- Here’s a tip: disable any I/Os that you don’t need. For example, if you’re using the audio capabilities of only one of your devices, you can disable the I/Os of the other devices to prevent possible conflicts. This could also help reduce the noise from unused open inputs.
- Check to see that all the necessary I/Os pass signals properly. If you are using several inputs from different audio interfaces, make sure that they capture audio without unwanted noise or glitches. All open outputs should perform the same way.
- Finally, pay attention to how your system performs with all the interfaces active. There should be no noticeable lags or stutters. If everything seems to be working properly, you’re in business!
Alternatives to using multiple audio interfaces
Let’s say that it isn’t possible to use multiple audio interfaces in one system. Maybe the devices you have conflict with each other or they simply don’t work together with a single multi-device driver. Or you only have a single audio interface. What then?
There are ways to get the functionality of a multi-interface setup, even with a single device. For starters, you could use the loopback feature if your device supports it. This allows you to capture audio while another source is playing back. So, for example, you could record the audio track of a training video along with your voiceover.

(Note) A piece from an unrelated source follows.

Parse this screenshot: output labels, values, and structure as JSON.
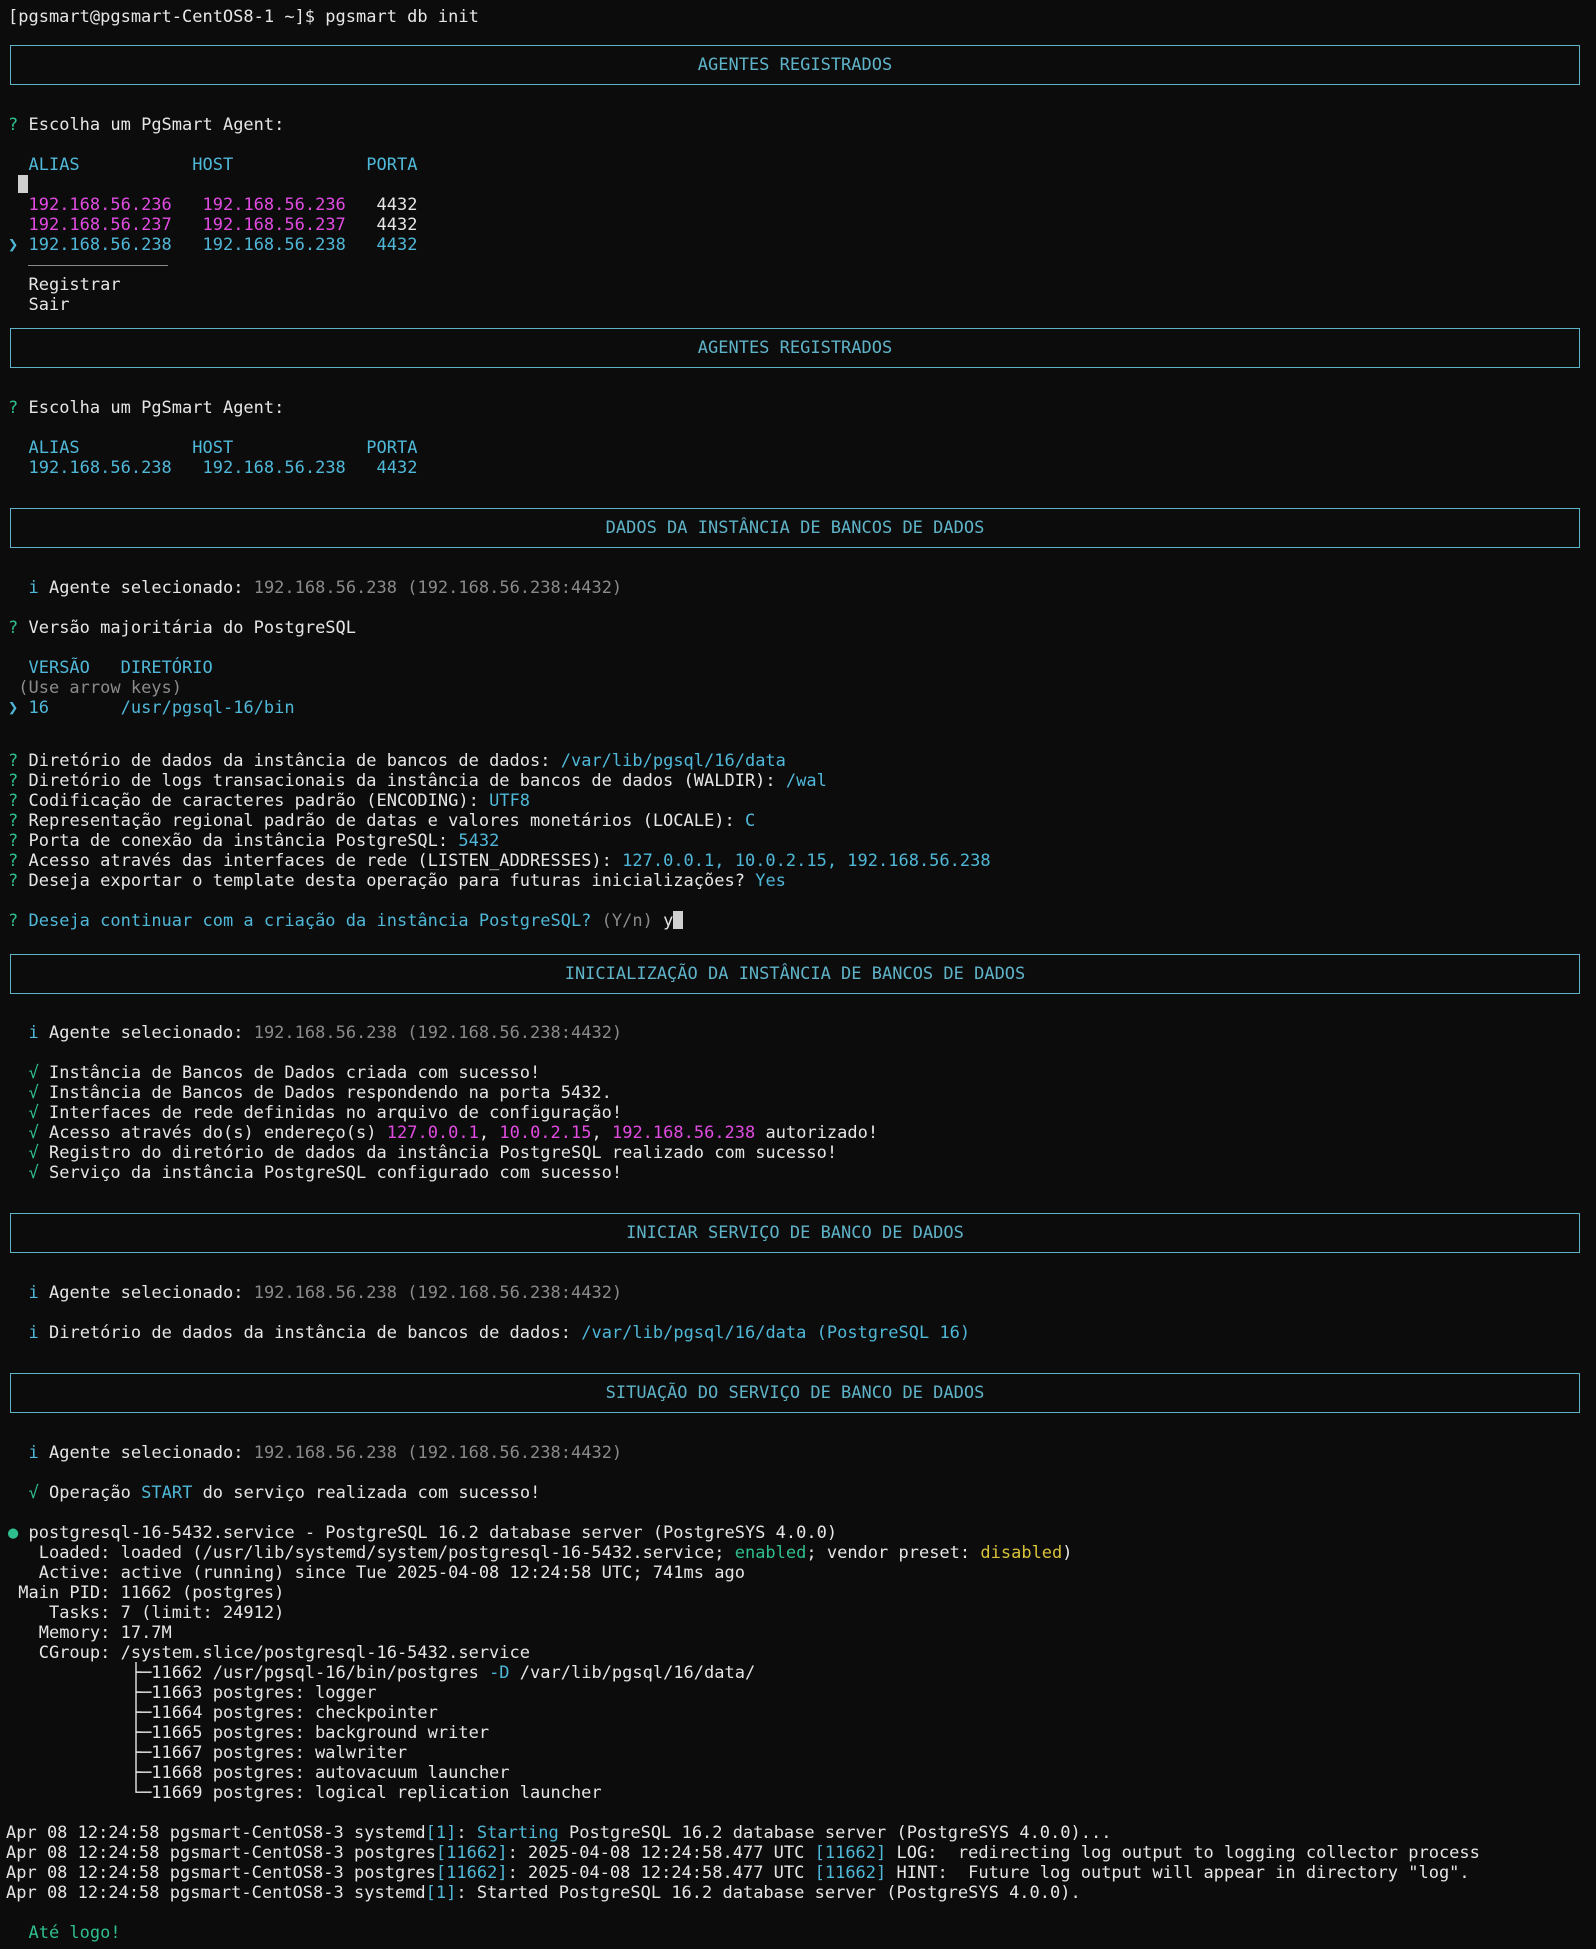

Check out this article for some more information about loopback capability.
Some audio interfaces support loopback natively, but many newer devices don’t have this feature. Some audio interfaces that have loopback capability are:
- Scarlett 3rd Gen 4i4, 8i6, 18i8 and 18i20
- The Audient iD4 and iD14 (MKII)
- Presonus Studio 24c
Another option is to add more I/O to your audio interface. If your device has an ADAT port, you could connect an expander unit that essentially gives you more physical inputs and outputs. Some audio interfaces that have ADAT connectivity are:
- Focusrite Scarlett 18i20
- Focusrite Clarett 8Pre 18×20
- PreSonus Studio 192
- RME Babyface Pro FS
- TASCAM US-20×20
There you have it. That’s pretty much everything you need to know about using two or more audio interfaces together. It can be challenging to get everything set up and working without any issues, and you will likely have to go through a lot of trial and error, not to mention disappointment and frustration. But when it all comes together‒and there is a good chance it will‒the benefits can be considerable.
Good luck and have a great recording session!